Sentencing Guidelines incorporates the enhanced penalty
provision of § 841(b)(1)(B) in the Career Offender
Guideline, § 4B1.1. Defendant's statutory maximum
term was life imprisonment, which under § 4B1.1(b)
resulted in an offense level of 37 and a criminal history
category of VI. After deducting three points under U.S.S.G.
§§ 3E1.1 and 4B1.1(b) for acceptance of
responsibility, Defendant had a total offense level of 34,
which under the then mandatory Sentencing Guidelines gave him
a sentencing range of 262 to 327 months.
Presentence Report attributed 85.6 grams of cocaine base to
Defendant, which is the total amount of cocaine base found on
Defendant and codefendant Martinez. Before sentencing,
Defendant objected to that amount. During the plea hearing,
Defendant admitted through counsel that the total amount of
cocaine base attributable to him was 32 grams. Plea Hearing

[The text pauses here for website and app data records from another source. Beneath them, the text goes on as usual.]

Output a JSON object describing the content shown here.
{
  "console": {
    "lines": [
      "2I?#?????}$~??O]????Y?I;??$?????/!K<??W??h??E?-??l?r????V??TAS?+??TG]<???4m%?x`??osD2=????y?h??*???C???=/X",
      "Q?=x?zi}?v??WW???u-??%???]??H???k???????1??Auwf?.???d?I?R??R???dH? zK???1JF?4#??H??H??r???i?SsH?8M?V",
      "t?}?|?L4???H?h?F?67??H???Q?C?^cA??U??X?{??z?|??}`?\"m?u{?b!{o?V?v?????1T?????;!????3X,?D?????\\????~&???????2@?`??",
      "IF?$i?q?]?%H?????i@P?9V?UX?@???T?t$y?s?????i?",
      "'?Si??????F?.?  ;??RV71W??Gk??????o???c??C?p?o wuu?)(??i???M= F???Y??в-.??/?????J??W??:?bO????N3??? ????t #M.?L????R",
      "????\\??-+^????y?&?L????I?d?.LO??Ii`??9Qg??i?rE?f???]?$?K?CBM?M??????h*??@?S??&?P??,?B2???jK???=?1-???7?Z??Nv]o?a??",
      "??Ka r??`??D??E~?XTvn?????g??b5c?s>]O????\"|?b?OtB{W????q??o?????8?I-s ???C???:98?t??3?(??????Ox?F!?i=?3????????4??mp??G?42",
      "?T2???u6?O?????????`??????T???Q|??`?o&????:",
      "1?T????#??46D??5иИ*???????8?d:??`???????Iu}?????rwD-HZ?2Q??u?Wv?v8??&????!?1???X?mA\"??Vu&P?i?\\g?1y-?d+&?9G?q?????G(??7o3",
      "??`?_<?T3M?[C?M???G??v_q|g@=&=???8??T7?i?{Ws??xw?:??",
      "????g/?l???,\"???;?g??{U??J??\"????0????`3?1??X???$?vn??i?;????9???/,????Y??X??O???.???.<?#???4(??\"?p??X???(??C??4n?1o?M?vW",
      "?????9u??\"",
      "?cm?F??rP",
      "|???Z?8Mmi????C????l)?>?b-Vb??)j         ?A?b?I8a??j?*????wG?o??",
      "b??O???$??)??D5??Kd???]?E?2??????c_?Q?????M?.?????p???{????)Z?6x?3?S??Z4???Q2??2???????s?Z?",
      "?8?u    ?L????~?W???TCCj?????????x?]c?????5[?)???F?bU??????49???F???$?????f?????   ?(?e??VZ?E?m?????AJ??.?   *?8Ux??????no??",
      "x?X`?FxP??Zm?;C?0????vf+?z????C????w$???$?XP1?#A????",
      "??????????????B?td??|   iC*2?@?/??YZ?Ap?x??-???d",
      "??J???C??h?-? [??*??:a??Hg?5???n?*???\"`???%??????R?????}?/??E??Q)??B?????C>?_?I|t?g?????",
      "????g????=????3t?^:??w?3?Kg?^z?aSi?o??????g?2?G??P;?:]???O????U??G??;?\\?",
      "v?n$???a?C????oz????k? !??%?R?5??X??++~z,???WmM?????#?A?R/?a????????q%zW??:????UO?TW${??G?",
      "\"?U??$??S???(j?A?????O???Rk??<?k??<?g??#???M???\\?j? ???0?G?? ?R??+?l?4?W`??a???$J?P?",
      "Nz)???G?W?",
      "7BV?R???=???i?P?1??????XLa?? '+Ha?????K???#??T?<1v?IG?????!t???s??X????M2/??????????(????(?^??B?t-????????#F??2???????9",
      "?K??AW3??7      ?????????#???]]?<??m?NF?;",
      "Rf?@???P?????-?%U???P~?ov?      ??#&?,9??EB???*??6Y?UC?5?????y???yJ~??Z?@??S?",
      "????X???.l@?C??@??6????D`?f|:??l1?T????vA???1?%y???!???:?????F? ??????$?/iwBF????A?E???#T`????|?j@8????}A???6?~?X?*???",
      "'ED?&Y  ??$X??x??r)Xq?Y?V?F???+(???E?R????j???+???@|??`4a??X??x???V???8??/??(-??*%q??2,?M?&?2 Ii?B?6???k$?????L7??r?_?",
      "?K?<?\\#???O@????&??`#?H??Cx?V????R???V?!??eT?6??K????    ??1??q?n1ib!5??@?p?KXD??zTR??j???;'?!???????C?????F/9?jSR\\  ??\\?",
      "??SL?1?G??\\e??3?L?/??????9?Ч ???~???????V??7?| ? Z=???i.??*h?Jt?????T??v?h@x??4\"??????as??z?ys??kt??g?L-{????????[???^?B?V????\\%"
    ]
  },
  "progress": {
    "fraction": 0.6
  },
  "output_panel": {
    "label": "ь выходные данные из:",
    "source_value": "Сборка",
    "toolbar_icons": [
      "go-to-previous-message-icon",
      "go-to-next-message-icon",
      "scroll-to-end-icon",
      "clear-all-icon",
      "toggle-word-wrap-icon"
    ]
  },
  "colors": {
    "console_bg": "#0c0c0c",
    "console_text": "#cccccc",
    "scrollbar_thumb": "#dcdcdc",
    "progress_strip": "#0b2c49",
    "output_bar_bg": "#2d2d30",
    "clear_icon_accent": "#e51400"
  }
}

Tr. May 6, 2003, at 19.
24, 2003, the Court sentenced Defendant to 262 months of
imprisonment with 8 years of unsupervised
release. Following Defendant's sentencing, on
July 24, 2003, the Government filed a motion to dismiss the
first count of the Superseding Indictment, which the Court
granted that same day.
Defendant's sentencing, federal law changed the amount of
crack cocaine needed to trigger certain penalties. Prior to
this Motion, Defendant moved twice for a sentence reduction:
first, on June 25, 2008 under the 2007 Crack Cocaine
Amendment, and second, on November 17, 2010 under the Fair
Sentencing Act of 2010, 124 Stat. 2372 (FSA). Both times
the Court denied Defendant's Motion based on
Defendant's status as a career offender.
December 21, 2018, the First Step Act of 2018, Pub. L. No.
115-319, 132 Stat. 5194 (Dec. 21, 2018) (“First Step
Act”) was enacted and made the FSA retroactive. This
2010, the statutory mandatory sentences for drug offenses
involving crack cocaine were significantly higher than the
statutory mandatory sentences involving powder cocaine by a
100 to 1 ratio. Dorsey v. United States, 567 U.S.
260, 263 (2012). In 2010, Congress passed the Fair Sentencing
Act (FSA). By changing the quantities of crack cocaine
necessary to trigger 21 U.S.C. § 841 offenses, the FSA
reduced the crack to powder cocaine disproportion to an 18 to
1 sentencing ratio Id. at 264; FSA, 124 Stat. 2372.
to the FSA, a defendant committed an 841(b)(1)(B) offense,
also known as a B-Level offense, when a defendant possessed
with intent to distribute 5 grams or more of a substance
containing cocaine base. Without any enhancements, a B-Level
offense has a statutory range of 5 to 40 years imprisonment.
See FSA, 124 Stat. 2372, Sec. 2(a)(2); see also
Dorsey, 567 U.S. at 269. After the FSA, the amount
necessary to trigger a B-Level offense is 28 grams or more.
Id. The FSA made possession with intent to
distribute 5 grams or more of cocaine base a §
841(b)(1)(C) offense or a C-Level offense, which, without
enhancements, has a statutory maximum sentence of 20 years
imprisonment. See 21 U.S.C. § 841(b)(1)(c);
Dorsey, 567 U.S. at 269.
took effect on August 3, 2010. Dorsey, 567 U.S. at
264. After its passage, the FSA applied both to offenses that
occurred after the Act and to those defendants who offended
prior to the Act but were sentenced after its effective date.
Id. However, the FSA did ...